However, today, NPR is reporting on new research suggesting we may have been misled all along. One recent Swedish study, published in the Scandinavian Journal of Primary Health Care, found that those who ate full-fat dairy (butter and cream, as well as whole milk) were less likely to become obese over 10 years than those who avoided these products. But, the good news doesn't stop there. Another study, published in the European Journal of Nutrition synthesized data from 16 separate studies, also suggested that consumption of high-fat dairy could be associated with lower body fat. Other research has resulted in similar findings in children, as well as adults.

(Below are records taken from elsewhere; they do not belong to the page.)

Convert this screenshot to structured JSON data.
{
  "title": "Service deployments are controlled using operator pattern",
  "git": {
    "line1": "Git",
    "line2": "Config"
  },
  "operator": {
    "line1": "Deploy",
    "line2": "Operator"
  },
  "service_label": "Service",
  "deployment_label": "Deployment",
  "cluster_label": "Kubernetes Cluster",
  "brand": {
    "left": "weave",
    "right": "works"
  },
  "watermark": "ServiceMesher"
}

Sound counterintuitive? It's not just you — experts seem to be a bit stumped on exactly why this might be. Some think it's because foods with higher fat content (think avocados and nuts) help make you feel fuller faster, reducing overall caloric intake. Others suggest that a biochemical mechanism in full-fat dairy products could act as a conduit to help our bodies metabolize that fat, rather than storing it. Whatever the explanation, though, this research reflects a growing trend among nutrition experts away from fat hysteria and toward a more reasonable definition of what's "healthy."